Records provided
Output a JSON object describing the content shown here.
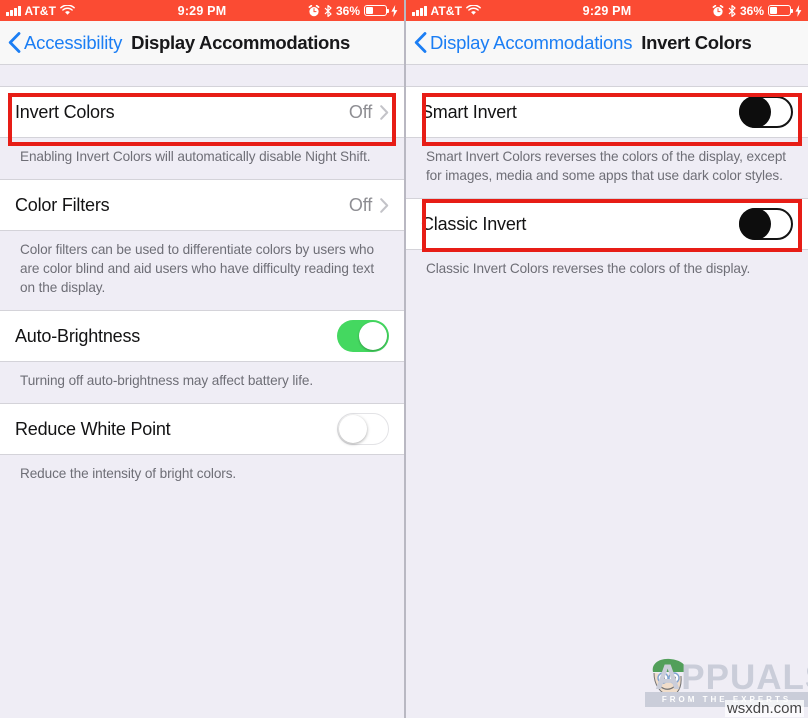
{
  "colors": {
    "status_bar": "#FB4B33",
    "accent_blue": "#1B7EF4",
    "toggle_on_green": "#44D860",
    "highlight_red": "#E71D16",
    "page_background": "#EFEDF5"
  },
  "left_screen": {
    "status_bar": {
      "carrier": "AT&T",
      "signal_icon": "signal-bars-icon",
      "wifi_icon": "wifi-icon",
      "time": "9:29 PM",
      "alarm_icon": "alarm-clock-icon",
      "bluetooth_icon": "bluetooth-icon",
      "battery_percent": "36%",
      "battery_icon": "battery-icon",
      "charging_icon": "lightning-bolt-icon"
    },
    "nav": {
      "back_icon": "chevron-left-icon",
      "back_label": "Accessibility",
      "title": "Display Accommodations"
    },
    "rows": [
      {
        "label": "Invert Colors",
        "value": "Off",
        "accessory": "disclosure-chevron-icon",
        "footnote": "Enabling Invert Colors will automatically disable Night Shift.",
        "highlighted": true
      },
      {
        "label": "Color Filters",
        "value": "Off",
        "accessory": "disclosure-chevron-icon",
        "footnote": "Color filters can be used to differentiate colors by users who are color blind and aid users who have difficulty reading text on the display.",
        "highlighted": false
      },
      {
        "label": "Auto-Brightness",
        "value": "",
        "accessory": "toggle-on",
        "footnote": "Turning off auto-brightness may affect battery life.",
        "highlighted": false
      },
      {
        "label": "Reduce White Point",
        "value": "",
        "accessory": "toggle-off",
        "footnote": "Reduce the intensity of bright colors.",
        "highlighted": false
      }
    ]
  },
  "right_screen": {
    "status_bar": {
      "carrier": "AT&T",
      "signal_icon": "signal-bars-icon",
      "wifi_icon": "wifi-icon",
      "time": "9:29 PM",
      "alarm_icon": "alarm-clock-icon",
      "bluetooth_icon": "bluetooth-icon",
      "battery_percent": "36%",
      "battery_icon": "battery-icon",
      "charging_icon": "lightning-bolt-icon"
    },
    "nav": {
      "back_icon": "chevron-left-icon",
      "back_label": "Display Accommodations",
      "title": "Invert Colors"
    },
    "rows": [
      {
        "label": "Smart Invert",
        "value": "",
        "accessory": "toggle-dark",
        "footnote": "Smart Invert Colors reverses the colors of the display, except for images, media and some apps that use dark color styles.",
        "highlighted": true
      },
      {
        "label": "Classic Invert",
        "value": "",
        "accessory": "toggle-dark",
        "footnote": "Classic Invert Colors reverses the colors of the display.",
        "highlighted": true
      }
    ]
  },
  "watermark": {
    "word": "APPUALS",
    "tagline": "FROM THE EXPERTS",
    "domain": "wsxdn.com"
  }
}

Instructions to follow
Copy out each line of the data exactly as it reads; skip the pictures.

Response area
Output a JSON object describing the content shown here.
{
  "colors": {
    "status_bar": "#FB4B33",
    "accent_blue": "#1B7EF4",
    "toggle_on_green": "#44D860",
    "highlight_red": "#E71D16",
    "page_background": "#EFEDF5"
  },
  "left_screen": {
    "status_bar": {
      "carrier": "AT&T",
      "signal_icon": "signal-bars-icon",
      "wifi_icon": "wifi-icon",
      "time": "9:29 PM",
      "alarm_icon": "alarm-clock-icon",
      "bluetooth_icon": "bluetooth-icon",
      "battery_percent": "36%",
      "battery_icon": "battery-icon",
      "charging_icon": "lightning-bolt-icon"
    },
    "nav": {
      "back_icon": "chevron-left-icon",
      "back_label": "Accessibility",
      "title": "Display Accommodations"
    },
    "rows": [
      {
        "label": "Invert Colors",
        "value": "Off",
        "accessory": "disclosure-chevron-icon",
        "footnote": "Enabling Invert Colors will automatically disable Night Shift.",
        "highlighted": true
      },
      {
        "label": "Color Filters",
        "value": "Off",
        "accessory": "disclosure-chevron-icon",
        "footnote": "Color filters can be used to differentiate colors by users who are color blind and aid users who have difficulty reading text on the display.",
        "highlighted": false
      },
      {
        "label": "Auto-Brightness",
        "value": "",
        "accessory": "toggle-on",
        "footnote": "Turning off auto-brightness may affect battery life.",
        "highlighted": false
      },
      {
        "label": "Reduce White Point",
        "value": "",
        "accessory": "toggle-off",
        "footnote": "Reduce the intensity of bright colors.",
        "highlighted": false
      }
    ]
  },
  "right_screen": {
    "status_bar": {
      "carrier": "AT&T",
      "signal_icon": "signal-bars-icon",
      "wifi_icon": "wifi-icon",
      "time": "9:29 PM",
      "alarm_icon": "alarm-clock-icon",
      "bluetooth_icon": "bluetooth-icon",
      "battery_percent": "36%",
      "battery_icon": "battery-icon",
      "charging_icon": "lightning-bolt-icon"
    },
    "nav": {
      "back_icon": "chevron-left-icon",
      "back_label": "Display Accommodations",
      "title": "Invert Colors"
    },
    "rows": [
      {
        "label": "Smart Invert",
        "value": "",
        "accessory": "toggle-dark",
        "footnote": "Smart Invert Colors reverses the colors of the display, except for images, media and some apps that use dark color styles.",
        "highlighted": true
      },
      {
        "label": "Classic Invert",
        "value": "",
        "accessory": "toggle-dark",
        "footnote": "Classic Invert Colors reverses the colors of the display.",
        "highlighted": true
      }
    ]
  },
  "watermark": {
    "word": "APPUALS",
    "tagline": "FROM THE EXPERTS",
    "domain": "wsxdn.com"
  }
}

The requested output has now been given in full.